Early Treatment of Acute Myocardial Infarction With Intravenous Streptokinase: A High-Risk Syndrome

Gideon Koren, Myron H. Luria, Avraham T. Weiss, Michael Kriwisky, Morris Mosseri, Chaim Lotan, David Applebaum, Sima Welber, Dan Sapoznikov, Yosef Ben David, Yonathan Hasin, Mervyn S. Gotsman*

*Corresponding author for this work

Research output: Contribution to journalArticlepeer-review


Fifty-one successive patients treated with intravenous streptokinase 1.7 ±0.8 (mean ± SD) hours after onset of symptoms of acute myocardial infarction were evaluated during a three-month posthospital follow-up period. Coronary angiography was performed four to nine days after the initial hospital admission. Twenty-eight patients had a second late angiogram. Forty-one patients had successful reperfusion but only 25% of all patients were without significant clinical cardiovascular manifestations during this period. Postmyocardial infarction angina pectoris occurred in 21 patients, an abnormal stress test result was present in 28 patients, eight patients developed congestive heart failure, and five patients had reinfarction. An intervention with percutaneous transluminal coronary angioplasty or coronary artery bypass graft was performed in 15 (37%) of 41 reperfused patients. A significantly higher intervention rate was present in patients treated with streptokinase within one hour following the onset of symptoms. Early reocclusion (within three months of the infarct) was noted in patients with 60% or more residual stenosis in their infarct-related coronary artery. These patients also had a significantly greater incidence of angina pectoris. Our findings indicate that early thrombolytic therapy of acute myocardial infarction preserves myocardium, and since the infarct-related artery is patent, but narrowed, the jeopardized area is responsible for a high-risk syndrome with an increased likelihood of ischemic symptoms. An early aggressive approach may be indicated, especially for patients with greater than 60% residual stenosis in their infarct-related coronary artery.
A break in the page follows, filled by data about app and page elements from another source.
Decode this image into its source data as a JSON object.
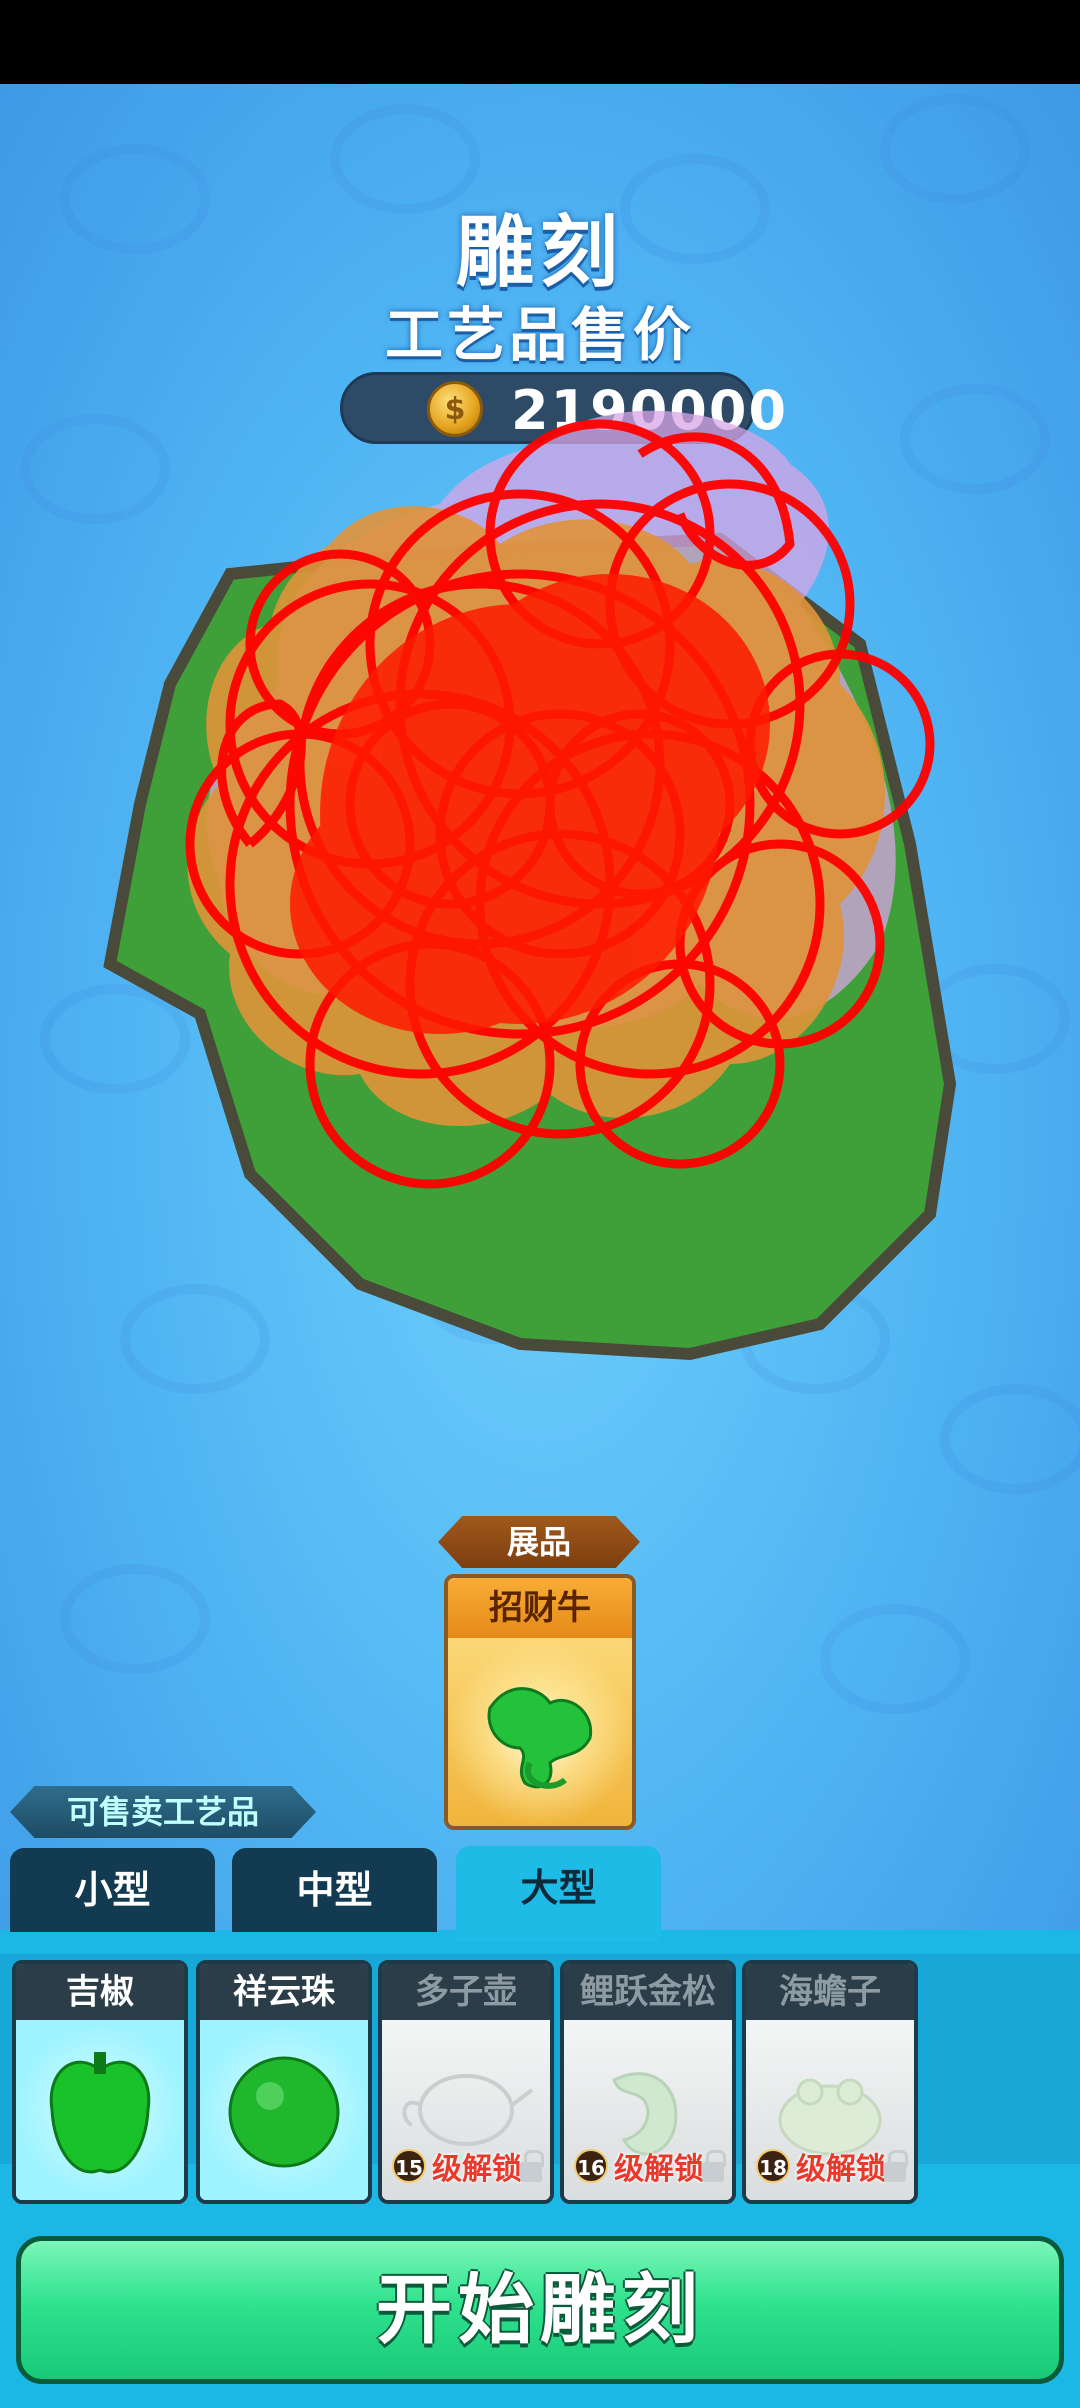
{
  "header": {
    "title": "雕刻",
    "subtitle": "工艺品售价",
    "price": "2190000",
    "coin_icon": "coin-icon"
  },
  "exhibit": {
    "label": "展品",
    "name": "招财牛",
    "icon": "jade-ox-icon"
  },
  "sell_section": {
    "label": "可售卖工艺品",
    "tabs": [
      {
        "label": "小型",
        "active": false
      },
      {
        "label": "中型",
        "active": false
      },
      {
        "label": "大型",
        "active": true
      }
    ],
    "items": [
      {
        "name": "吉椒",
        "locked": false,
        "icon": "jade-pepper-icon"
      },
      {
        "name": "祥云珠",
        "locked": false,
        "icon": "jade-ball-icon"
      },
      {
        "name": "多子壶",
        "locked": true,
        "level": "15",
        "unlock_text": "级解锁",
        "icon": "teapot-icon"
      },
      {
        "name": "鲤跃金松",
        "locked": true,
        "level": "16",
        "unlock_text": "级解锁",
        "icon": "carp-icon"
      },
      {
        "name": "海蟾子",
        "locked": true,
        "level": "18",
        "unlock_text": "级解锁",
        "icon": "toad-icon"
      }
    ]
  },
  "actions": {
    "start_label": "开始雕刻"
  },
  "colors": {
    "background": "#4fb4f3",
    "start_button": "#2fe28e",
    "tab_active": "#1ebbe6",
    "scribble": "#ff0000"
  }
}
Original languageEnglish
Pages (from-to)237-240
Number of pages4
JournalArchives of Internal Medicine
Issue number2
StatePublished - Feb 1987
Externally publishedYes


Dive into the research topics of 'Early Treatment of Acute Myocardial Infarction With Intravenous Streptokinase: A High-Risk Syndrome'. Together they form a unique fingerprint.

Cite this